Picture the scene: it is one we have all endured, gleefully bounding through the festival gates, fresh from a sleepless and uncomfortable stay in a suspicious-smelling tent. Your sneaky and ingenious methods of smuggling a litre of Stella in a water bottle have failed you but “No matter,” you think to yourself, “there is beer inside!” Yes, there is beer inside, but rather than the cheap and cheerful fare of a semi-chilled can for a reasonable price befitting of such an event you stare in abject horror at what you see before you. Yes, my friend. The large signs that proclaim: CARLING £4.50.
A chill goes through you (which has nothing to do with the presence of the beer, lukewarm and sticky as it is) as you gaze up at this ominous legend. There are two things very, very wrong with this. Firstly, £4.50 for a beer? Why, that’s more than you pay in the heaving pubs of Central London!
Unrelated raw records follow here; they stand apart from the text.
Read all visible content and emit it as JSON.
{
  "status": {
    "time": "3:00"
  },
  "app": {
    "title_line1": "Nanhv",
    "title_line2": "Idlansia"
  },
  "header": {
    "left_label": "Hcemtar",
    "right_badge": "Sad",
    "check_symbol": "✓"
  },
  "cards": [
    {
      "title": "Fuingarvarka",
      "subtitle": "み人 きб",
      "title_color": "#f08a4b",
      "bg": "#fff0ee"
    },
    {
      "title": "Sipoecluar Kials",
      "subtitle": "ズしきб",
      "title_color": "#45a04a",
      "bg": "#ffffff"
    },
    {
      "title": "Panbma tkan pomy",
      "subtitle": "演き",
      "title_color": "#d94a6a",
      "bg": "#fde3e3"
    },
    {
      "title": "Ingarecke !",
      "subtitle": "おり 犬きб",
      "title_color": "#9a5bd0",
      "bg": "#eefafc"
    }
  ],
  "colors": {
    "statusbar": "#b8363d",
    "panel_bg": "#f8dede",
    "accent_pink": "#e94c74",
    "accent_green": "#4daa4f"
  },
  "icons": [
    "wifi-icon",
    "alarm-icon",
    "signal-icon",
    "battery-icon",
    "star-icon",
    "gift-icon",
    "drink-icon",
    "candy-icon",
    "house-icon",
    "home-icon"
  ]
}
Secondly, Carling!? Or if fate deals a further blow, Tuborg!? Possibly the worst lagers in the world and the festival organisers have the audacity to ask you to pay through the nose for it! What do you do? Go through an (unthinkable) beer-less day while your more foolhardy friends get fuzzily drunk on these warm monstrosities? Or do you suck it up and gloomily fork over your hard earned cash for a drinking experience that would usually be deemed less than adequate? A conundrum indeed.
Why do festivals feel the need to charge such ludicrous amounts for a beer? (And food – if you can call it that as well, for that matter?) After asking for an arbitrarily high wad of cash for the honour of camping in an uneven field the organisers refuse your attempts at supplying your own food and drink in the arena then whack up the price. Sure, you may say it is good business sense to fleece your customers, and again, sure, it’s slightly more difficult to supply these things in a field but not that difficult. And what about festivals on the continent?
The Groezrock festival, held in late April is a smallish punk and hardcore venture just outside of Antwerp, Belgium. In a relatively remote area the organisers manage to set up a pretty civilized environment which makes Reading and Leeds resemble a medieval battleground, complete with associated diseases. There were a variety of beers on offer, including some for those of adventurous tastes, and of course the obligatory Jager / energy drink combo. Every possible combination of food is available from the stalls that line the main festival area, from stir-fry to paninis and spaghetti. Vegetarian options were fantastic and most importantly, everything was satisfyingly low priced, with queues reduced massively through the use of food and drink tokens. These tokens could be bought in groups of five or ten for a meagre amount of Euros, then used each day. Additionally, picking up thirty used cups from the floor earned punters a free Jupiler beer, encouraging a more environmentally friendly attitude to things.
The thought put in to this festival made for an incredibly friendly atmosphere; no fights breaking out over a spilled pint or a dropped burger. Just a field full of satisfied customers feeling that rather than the aim of the festival being to suck their finances dry, perhaps the organisers’ aim was towards everyone having a good time?
We’re starting to see the use of drinks tokens and cup returns in some of the UK’s major festivals, but here’s hoping they soon follow suit in lowering their extortionate beer prices!